What the task requires:
Scan the entries below and extract each line with the word "artist" in it.

Start of Data provided

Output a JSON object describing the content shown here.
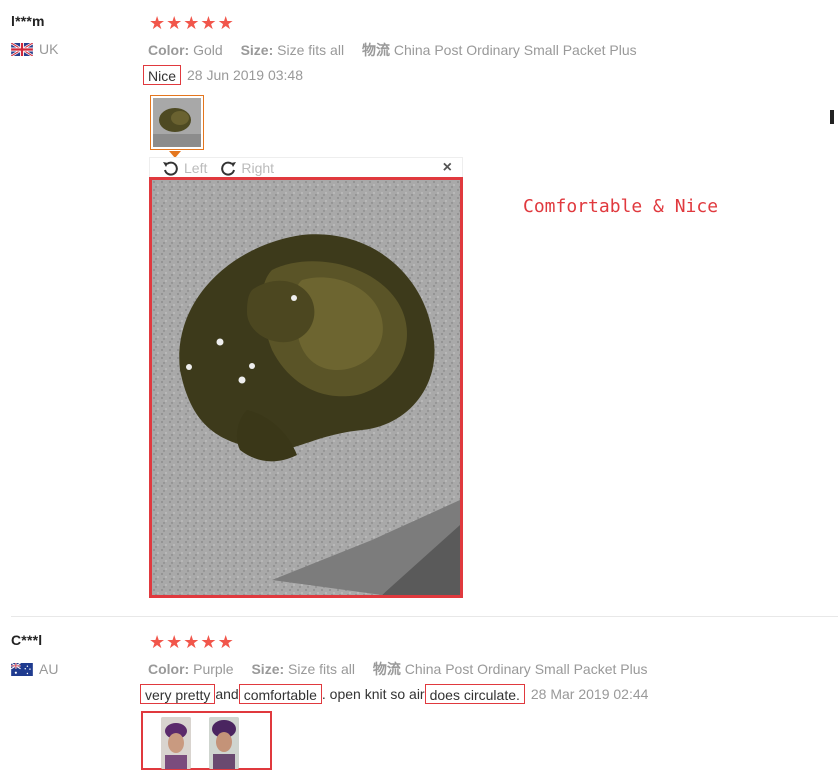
{
  "reviews": [
    {
      "name": "l***m",
      "country": "UK",
      "stars": 5,
      "color_label": "Color:",
      "color_value": "Gold",
      "size_label": "Size:",
      "size_value": "Size fits all",
      "ship_label": "物流",
      "ship_value": "China Post Ordinary Small Packet Plus",
      "comment": "Nice",
      "date": "28 Jun 2019 03:48",
      "viewer": {
        "left": "Left",
        "right": "Right",
        "close": "×"
      }
    },
    {
      "name": "C***l",
      "country": "AU",
      "stars": 5,
      "color_label": "Color:",
      "color_value": "Purple",
      "size_label": "Size:",
      "size_value": "Size fits all",
      "ship_label": "物流",
      "ship_value": "China Post Ordinary Small Packet Plus",
      "comment_parts": [
        " very pretty ",
        "and",
        "comfortable",
        ". open knit so air ",
        "does circulate."
      ],
      "date": "28 Mar 2019 02:44"
    }
  ],
  "annotation": "Comfortable & Nice",
  "colors": {
    "star": "#f1564b",
    "highlight": "#e0393e",
    "accent": "#e4761e"
  }
}
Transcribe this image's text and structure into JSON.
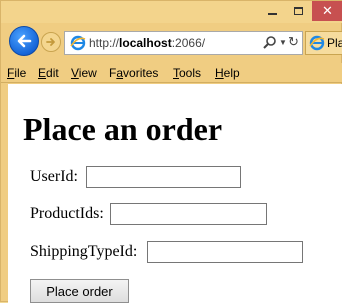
{
  "window": {
    "minimize_label": "",
    "maximize_label": "",
    "close_label": "✕"
  },
  "navigation": {
    "back_icon": "back-arrow-icon",
    "forward_icon": "forward-arrow-icon",
    "address": {
      "prefix": "http://",
      "host": "localhost",
      "rest": ":2066/"
    },
    "tab_title": "Pla"
  },
  "menu": {
    "items": [
      {
        "label": "File",
        "accel": "F"
      },
      {
        "label": "Edit",
        "accel": "E"
      },
      {
        "label": "View",
        "accel": "V"
      },
      {
        "label": "Favorites",
        "accel": "a"
      },
      {
        "label": "Tools",
        "accel": "T"
      },
      {
        "label": "Help",
        "accel": "H"
      }
    ]
  },
  "page": {
    "heading": "Place an order",
    "fields": [
      {
        "label": "UserId:",
        "value": ""
      },
      {
        "label": "ProductIds:",
        "value": ""
      },
      {
        "label": "ShippingTypeId:",
        "value": ""
      }
    ],
    "submit_label": "Place order"
  },
  "colors": {
    "chrome": "#f0cd82",
    "back_button": "#1565d8",
    "close_button": "#c75050"
  }
}
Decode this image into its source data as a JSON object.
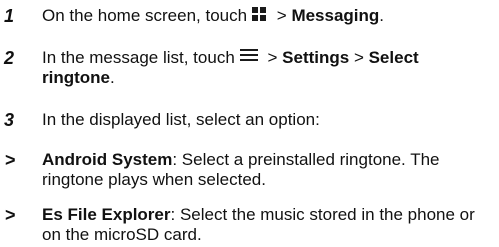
{
  "steps": [
    {
      "number": "1",
      "text_before": "On the home screen, touch",
      "icon": "apps-grid-icon",
      "text_mid": " > ",
      "bold": "Messaging",
      "text_after": "."
    },
    {
      "number": "2",
      "text_before": "In the message list, touch",
      "icon": "menu-icon",
      "text_mid": " > ",
      "bold1": "Settings",
      "sep": " > ",
      "bold2": "Select ringtone",
      "text_after": "."
    },
    {
      "number": "3",
      "text": "In the displayed list, select an option:"
    }
  ],
  "options": [
    {
      "marker": ">",
      "name": "Android System",
      "description": ": Select a preinstalled ringtone. The ringtone plays when selected."
    },
    {
      "marker": ">",
      "name": "Es File Explorer",
      "description": ": Select the music stored in the phone or on the microSD card."
    }
  ]
}
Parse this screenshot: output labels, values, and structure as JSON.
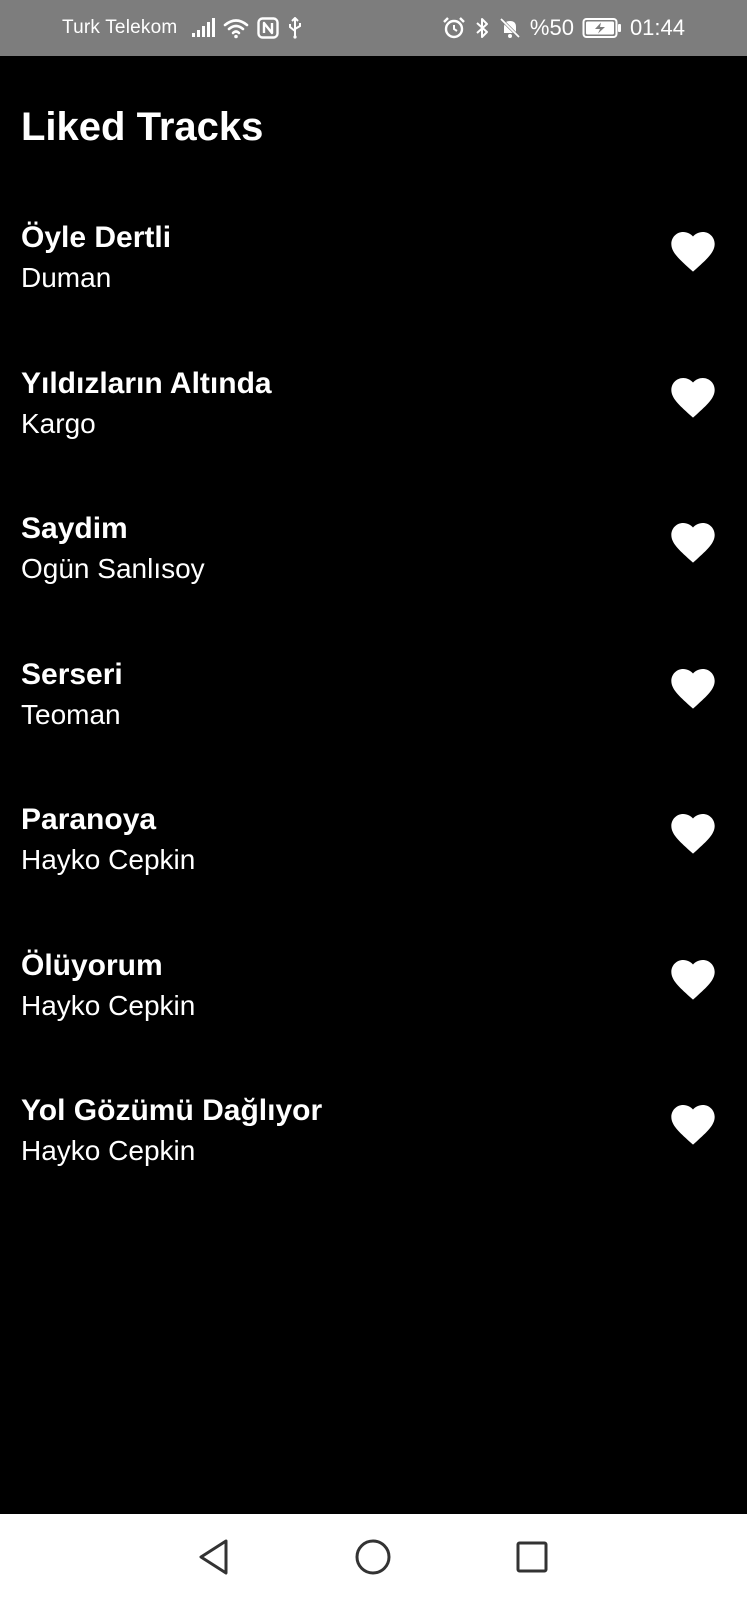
{
  "status_bar": {
    "carrier": "Turk Telekom",
    "battery_percent": "%50",
    "time": "01:44",
    "icons_left": [
      "signal-icon",
      "wifi-icon",
      "nfc-icon",
      "usb-icon"
    ],
    "icons_right": [
      "alarm-icon",
      "bluetooth-icon",
      "mute-icon",
      "battery-icon"
    ]
  },
  "page": {
    "title": "Liked Tracks"
  },
  "tracks": [
    {
      "title": "Öyle Dertli",
      "artist": "Duman",
      "liked": true
    },
    {
      "title": "Yıldızların Altında",
      "artist": "Kargo",
      "liked": true
    },
    {
      "title": "Saydim",
      "artist": "Ogün Sanlısoy",
      "liked": true
    },
    {
      "title": "Serseri",
      "artist": "Teoman",
      "liked": true
    },
    {
      "title": "Paranoya",
      "artist": "Hayko Cepkin",
      "liked": true
    },
    {
      "title": "Ölüyorum",
      "artist": "Hayko Cepkin",
      "liked": true
    },
    {
      "title": "Yol Gözümü Dağlıyor",
      "artist": "Hayko Cepkin",
      "liked": true
    }
  ],
  "nav_bar": {
    "icons": [
      "back-triangle-icon",
      "home-circle-icon",
      "recents-square-icon"
    ]
  },
  "colors": {
    "background": "#000000",
    "status_bar": "#7d7d7d",
    "text": "#ffffff",
    "nav_bar": "#ffffff",
    "nav_icon": "#333333"
  }
}
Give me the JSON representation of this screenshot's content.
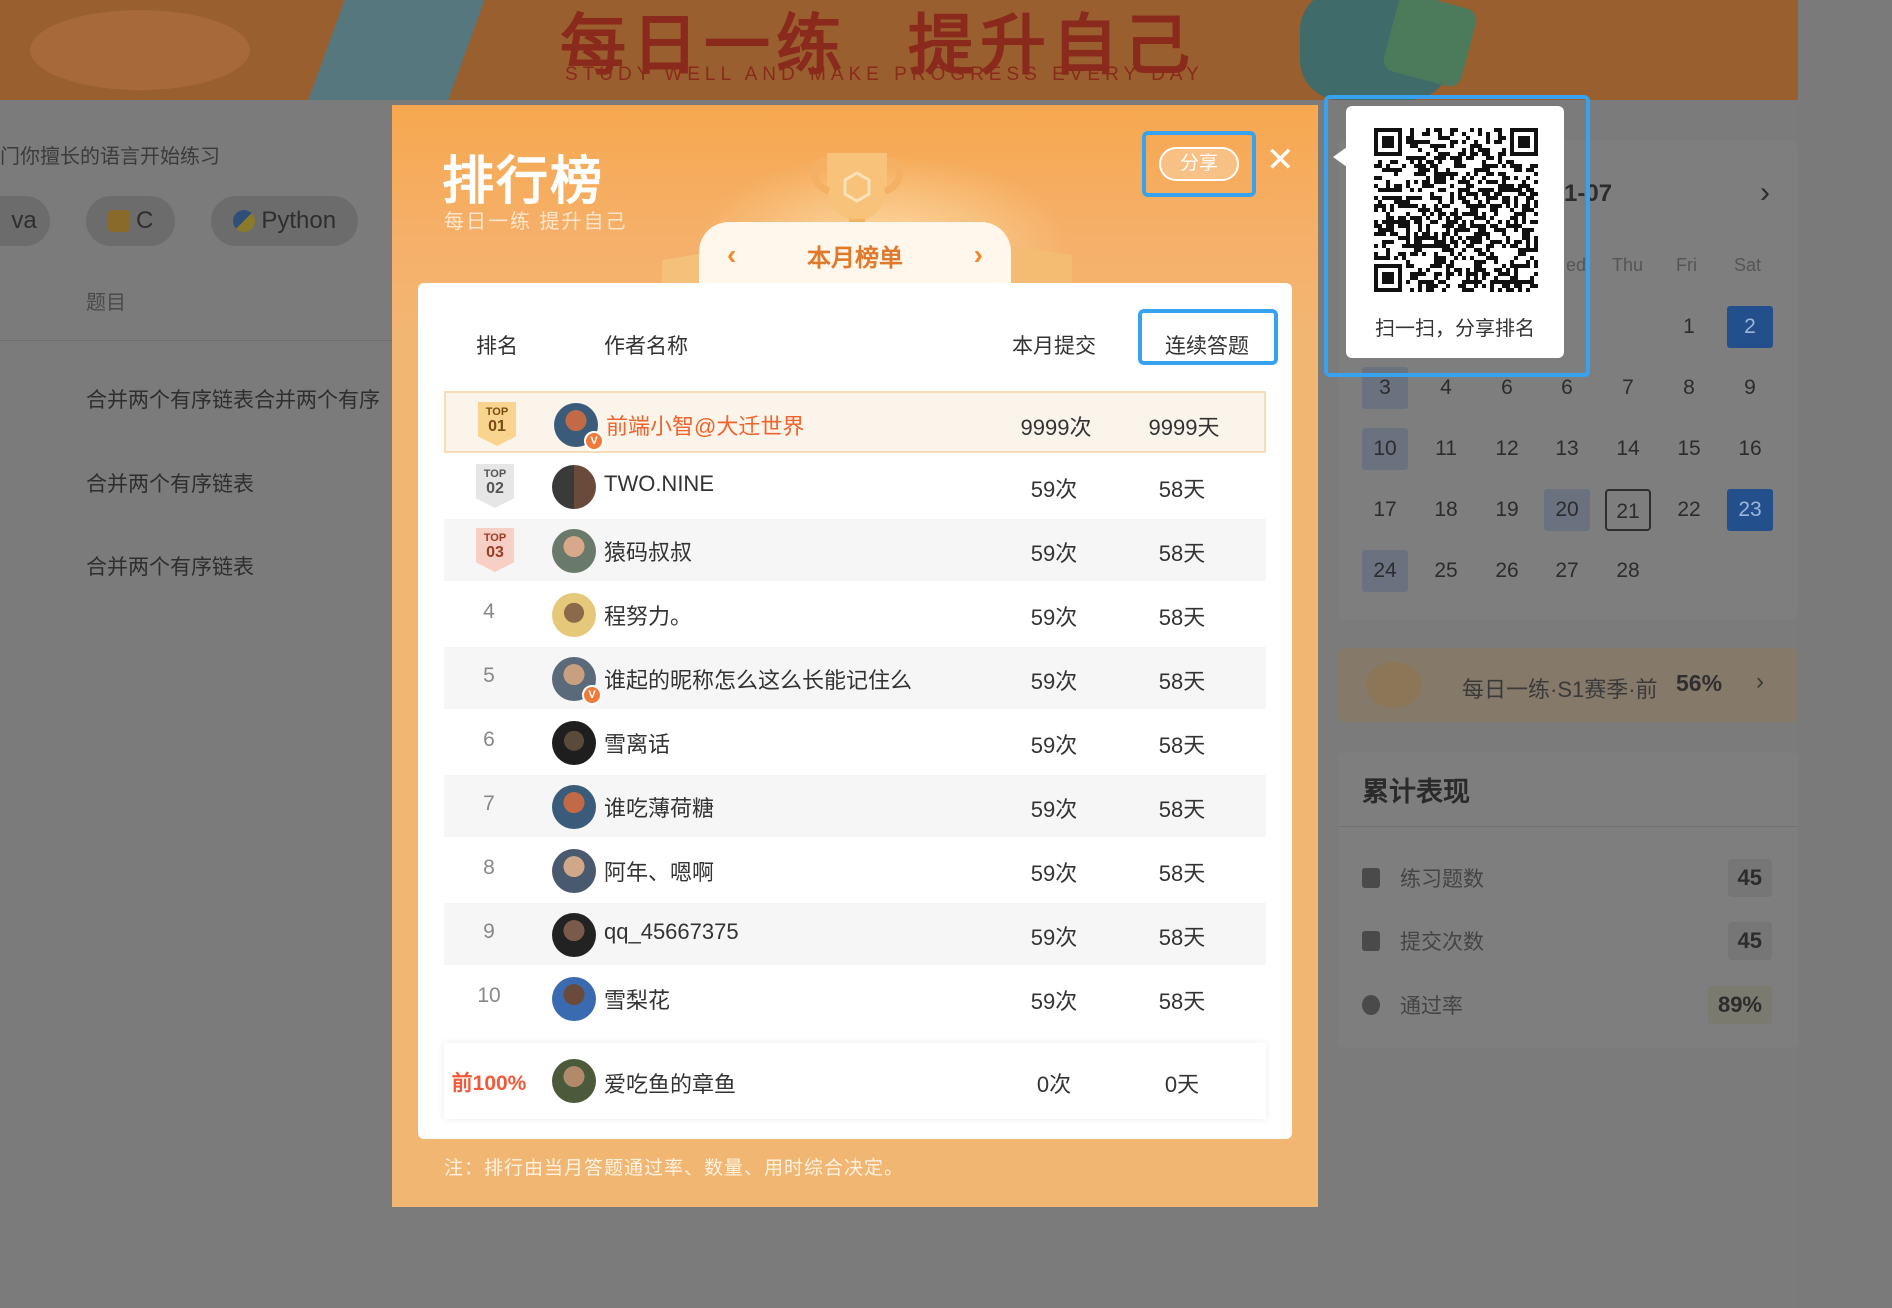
{
  "banner": {
    "title_left": "每日一练",
    "title_right": "提升自己",
    "subtitle": "STUDY WELL AND MAKE PROGRESS EVERY DAY"
  },
  "background": {
    "hint": "门你擅长的语言开始练习",
    "languages": [
      "va",
      "C",
      "Python"
    ],
    "column_label": "题目",
    "questions": [
      "合并两个有序链表合并两个有序",
      "合并两个有序链表",
      "合并两个有序链表"
    ]
  },
  "calendar": {
    "month_label": "1-07",
    "weekdays": [
      "ed",
      "Thu",
      "Fri",
      "Sat"
    ],
    "days": [
      "1",
      "2",
      "3",
      "4",
      "6",
      "6",
      "7",
      "8",
      "9",
      "10",
      "11",
      "12",
      "13",
      "14",
      "15",
      "16",
      "17",
      "18",
      "19",
      "20",
      "21",
      "22",
      "23",
      "24",
      "25",
      "26",
      "27",
      "28"
    ]
  },
  "season": {
    "label": "每日一练·S1赛季·前",
    "percent": "56%"
  },
  "stats": {
    "title": "累计表现",
    "items": [
      {
        "label": "练习题数",
        "value": "45"
      },
      {
        "label": "提交次数",
        "value": "45"
      },
      {
        "label": "通过率",
        "value": "89%"
      }
    ]
  },
  "modal": {
    "title": "排行榜",
    "subtitle": "每日一练 提升自己",
    "tab_label": "本月榜单",
    "share_label": "分享",
    "close_glyph": "✕",
    "prev_glyph": "‹",
    "next_glyph": "›",
    "columns": {
      "rank": "排名",
      "name": "作者名称",
      "submissions": "本月提交",
      "streak": "连续答题"
    },
    "rows": [
      {
        "rank": "01",
        "medal": "TOP",
        "name": "前端小智@大迁世界",
        "submissions": "9999次",
        "streak": "9999天"
      },
      {
        "rank": "02",
        "medal": "TOP",
        "name": "TWO.NINE",
        "submissions": "59次",
        "streak": "58天"
      },
      {
        "rank": "03",
        "medal": "TOP",
        "name": "猿码叔叔",
        "submissions": "59次",
        "streak": "58天"
      },
      {
        "rank": "4",
        "name": "程努力。",
        "submissions": "59次",
        "streak": "58天"
      },
      {
        "rank": "5",
        "name": "谁起的昵称怎么这么长能记住么",
        "submissions": "59次",
        "streak": "58天"
      },
      {
        "rank": "6",
        "name": "雪离话",
        "submissions": "59次",
        "streak": "58天"
      },
      {
        "rank": "7",
        "name": "谁吃薄荷糖",
        "submissions": "59次",
        "streak": "58天"
      },
      {
        "rank": "8",
        "name": "阿年、嗯啊",
        "submissions": "59次",
        "streak": "58天"
      },
      {
        "rank": "9",
        "name": "qq_45667375",
        "submissions": "59次",
        "streak": "58天"
      },
      {
        "rank": "10",
        "name": "雪梨花",
        "submissions": "59次",
        "streak": "58天"
      }
    ],
    "me": {
      "rank": "前100%",
      "name": "爱吃鱼的章鱼",
      "submissions": "0次",
      "streak": "0天"
    },
    "note": "注：排行由当月答题通过率、数量、用时综合决定。"
  },
  "qr": {
    "caption": "扫一扫，分享排名"
  },
  "colors": {
    "accent_orange": "#f0632a",
    "modal_bg": "#f2b673",
    "highlight_blue": "#36a2f0"
  }
}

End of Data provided

Written answer:
      "artist": "Duman",
      "artist": "Kargo",
      "artist": "Ogün Sanlısoy",
      "artist": "Teoman",
      "artist": "Hayko Cepkin",
      "artist": "Hayko Cepkin",
      "artist": "Hayko Cepkin",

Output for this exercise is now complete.